== WHAT YOU HAVE TO DO ==
Take every line from the listing below that includes "fill" and copy it.

== == ==

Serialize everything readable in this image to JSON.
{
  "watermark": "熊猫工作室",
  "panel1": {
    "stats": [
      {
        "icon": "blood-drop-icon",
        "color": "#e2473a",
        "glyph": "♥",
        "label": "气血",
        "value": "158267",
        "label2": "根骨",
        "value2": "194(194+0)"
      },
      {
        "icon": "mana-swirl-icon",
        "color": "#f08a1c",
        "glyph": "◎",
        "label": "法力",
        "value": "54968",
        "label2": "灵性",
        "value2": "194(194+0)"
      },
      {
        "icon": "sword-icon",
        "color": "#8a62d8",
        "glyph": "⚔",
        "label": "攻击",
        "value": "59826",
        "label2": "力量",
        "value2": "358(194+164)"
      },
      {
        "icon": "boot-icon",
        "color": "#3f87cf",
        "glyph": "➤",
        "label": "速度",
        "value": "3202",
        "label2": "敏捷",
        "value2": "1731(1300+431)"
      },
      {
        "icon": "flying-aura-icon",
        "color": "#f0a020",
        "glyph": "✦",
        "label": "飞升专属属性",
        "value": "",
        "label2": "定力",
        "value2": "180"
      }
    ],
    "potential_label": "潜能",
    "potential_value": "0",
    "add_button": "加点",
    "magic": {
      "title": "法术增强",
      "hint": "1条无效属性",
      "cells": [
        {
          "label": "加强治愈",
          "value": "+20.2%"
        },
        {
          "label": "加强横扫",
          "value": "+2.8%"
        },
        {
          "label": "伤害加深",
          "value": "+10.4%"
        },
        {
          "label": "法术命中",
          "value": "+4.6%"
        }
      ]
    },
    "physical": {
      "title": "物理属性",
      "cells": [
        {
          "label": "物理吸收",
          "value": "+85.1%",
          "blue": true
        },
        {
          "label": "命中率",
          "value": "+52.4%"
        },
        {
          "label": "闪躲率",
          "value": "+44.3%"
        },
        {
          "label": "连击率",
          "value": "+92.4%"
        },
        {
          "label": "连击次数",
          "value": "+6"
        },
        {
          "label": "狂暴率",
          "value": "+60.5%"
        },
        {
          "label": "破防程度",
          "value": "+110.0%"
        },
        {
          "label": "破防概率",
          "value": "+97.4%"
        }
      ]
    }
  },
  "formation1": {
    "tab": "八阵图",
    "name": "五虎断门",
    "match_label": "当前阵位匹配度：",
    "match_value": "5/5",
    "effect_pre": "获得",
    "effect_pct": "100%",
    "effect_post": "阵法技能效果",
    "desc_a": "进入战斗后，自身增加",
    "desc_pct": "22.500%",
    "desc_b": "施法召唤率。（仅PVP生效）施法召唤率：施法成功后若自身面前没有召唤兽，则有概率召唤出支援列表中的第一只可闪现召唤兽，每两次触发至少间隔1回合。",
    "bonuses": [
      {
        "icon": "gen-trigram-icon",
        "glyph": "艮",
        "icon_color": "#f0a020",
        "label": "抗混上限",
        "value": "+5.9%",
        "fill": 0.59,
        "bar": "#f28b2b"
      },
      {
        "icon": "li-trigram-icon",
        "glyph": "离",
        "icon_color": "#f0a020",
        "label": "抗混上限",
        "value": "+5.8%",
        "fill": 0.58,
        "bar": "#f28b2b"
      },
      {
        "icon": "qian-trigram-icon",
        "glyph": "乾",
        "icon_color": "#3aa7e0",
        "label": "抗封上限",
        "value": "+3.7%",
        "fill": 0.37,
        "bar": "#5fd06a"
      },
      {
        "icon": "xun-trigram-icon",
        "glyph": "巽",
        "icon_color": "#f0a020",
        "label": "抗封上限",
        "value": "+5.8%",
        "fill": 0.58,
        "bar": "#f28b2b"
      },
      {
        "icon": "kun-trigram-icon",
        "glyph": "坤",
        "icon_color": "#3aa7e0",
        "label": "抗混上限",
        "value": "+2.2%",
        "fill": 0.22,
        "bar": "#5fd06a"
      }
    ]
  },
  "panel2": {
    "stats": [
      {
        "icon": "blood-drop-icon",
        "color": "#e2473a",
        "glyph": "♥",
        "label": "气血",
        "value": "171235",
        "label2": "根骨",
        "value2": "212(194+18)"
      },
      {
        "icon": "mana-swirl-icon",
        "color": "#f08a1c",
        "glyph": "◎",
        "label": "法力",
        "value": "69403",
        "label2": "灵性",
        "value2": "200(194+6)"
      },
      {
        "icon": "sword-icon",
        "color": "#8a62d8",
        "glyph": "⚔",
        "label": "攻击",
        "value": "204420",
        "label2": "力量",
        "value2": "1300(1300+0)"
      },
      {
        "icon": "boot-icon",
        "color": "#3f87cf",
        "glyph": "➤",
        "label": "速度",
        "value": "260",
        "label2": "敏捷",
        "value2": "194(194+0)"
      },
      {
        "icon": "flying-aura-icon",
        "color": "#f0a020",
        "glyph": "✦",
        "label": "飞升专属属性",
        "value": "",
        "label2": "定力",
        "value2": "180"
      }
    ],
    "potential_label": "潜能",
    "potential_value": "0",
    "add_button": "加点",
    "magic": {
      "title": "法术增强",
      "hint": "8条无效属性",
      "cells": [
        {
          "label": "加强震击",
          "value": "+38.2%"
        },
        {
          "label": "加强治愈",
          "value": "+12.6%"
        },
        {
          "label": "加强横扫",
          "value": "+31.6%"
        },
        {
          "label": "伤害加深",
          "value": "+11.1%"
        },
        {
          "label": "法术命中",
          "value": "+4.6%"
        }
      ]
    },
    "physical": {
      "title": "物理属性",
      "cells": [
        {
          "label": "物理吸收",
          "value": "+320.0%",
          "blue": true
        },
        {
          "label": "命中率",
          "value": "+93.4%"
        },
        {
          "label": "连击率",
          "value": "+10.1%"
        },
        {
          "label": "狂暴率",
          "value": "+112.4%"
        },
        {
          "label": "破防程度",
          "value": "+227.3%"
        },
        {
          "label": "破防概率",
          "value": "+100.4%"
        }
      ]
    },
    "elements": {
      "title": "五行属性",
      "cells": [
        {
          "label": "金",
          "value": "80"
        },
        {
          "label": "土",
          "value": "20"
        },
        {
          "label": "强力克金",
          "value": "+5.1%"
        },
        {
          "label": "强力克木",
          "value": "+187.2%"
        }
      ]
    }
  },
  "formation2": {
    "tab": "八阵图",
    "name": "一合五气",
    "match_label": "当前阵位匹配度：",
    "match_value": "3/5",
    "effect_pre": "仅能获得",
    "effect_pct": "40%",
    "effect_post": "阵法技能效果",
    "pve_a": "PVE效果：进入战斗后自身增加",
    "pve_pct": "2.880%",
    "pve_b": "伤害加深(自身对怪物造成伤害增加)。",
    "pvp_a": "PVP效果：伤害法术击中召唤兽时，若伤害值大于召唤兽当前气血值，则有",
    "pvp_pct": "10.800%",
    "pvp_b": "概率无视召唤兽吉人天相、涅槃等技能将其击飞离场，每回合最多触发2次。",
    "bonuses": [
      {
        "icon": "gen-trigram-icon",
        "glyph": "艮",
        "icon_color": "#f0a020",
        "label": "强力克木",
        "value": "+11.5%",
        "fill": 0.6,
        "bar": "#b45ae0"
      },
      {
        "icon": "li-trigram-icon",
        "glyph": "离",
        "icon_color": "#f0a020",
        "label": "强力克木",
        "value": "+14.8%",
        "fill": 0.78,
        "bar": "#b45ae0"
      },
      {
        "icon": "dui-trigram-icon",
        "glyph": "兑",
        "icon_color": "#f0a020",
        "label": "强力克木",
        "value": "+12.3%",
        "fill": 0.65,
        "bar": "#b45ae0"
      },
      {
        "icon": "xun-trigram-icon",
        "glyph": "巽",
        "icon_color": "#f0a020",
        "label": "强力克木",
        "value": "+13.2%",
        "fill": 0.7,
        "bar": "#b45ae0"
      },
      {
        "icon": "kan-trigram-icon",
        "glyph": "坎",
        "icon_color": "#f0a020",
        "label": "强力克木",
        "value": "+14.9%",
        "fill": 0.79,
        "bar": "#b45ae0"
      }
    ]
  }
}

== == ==

== WRITTEN ANSWER ==
        "fill": 0.59,
        "fill": 0.58,
        "fill": 0.37,
        "fill": 0.58,
        "fill": 0.22,
        "fill": 0.6,
        "fill": 0.78,
        "fill": 0.65,
        "fill": 0.7,
        "fill": 0.79,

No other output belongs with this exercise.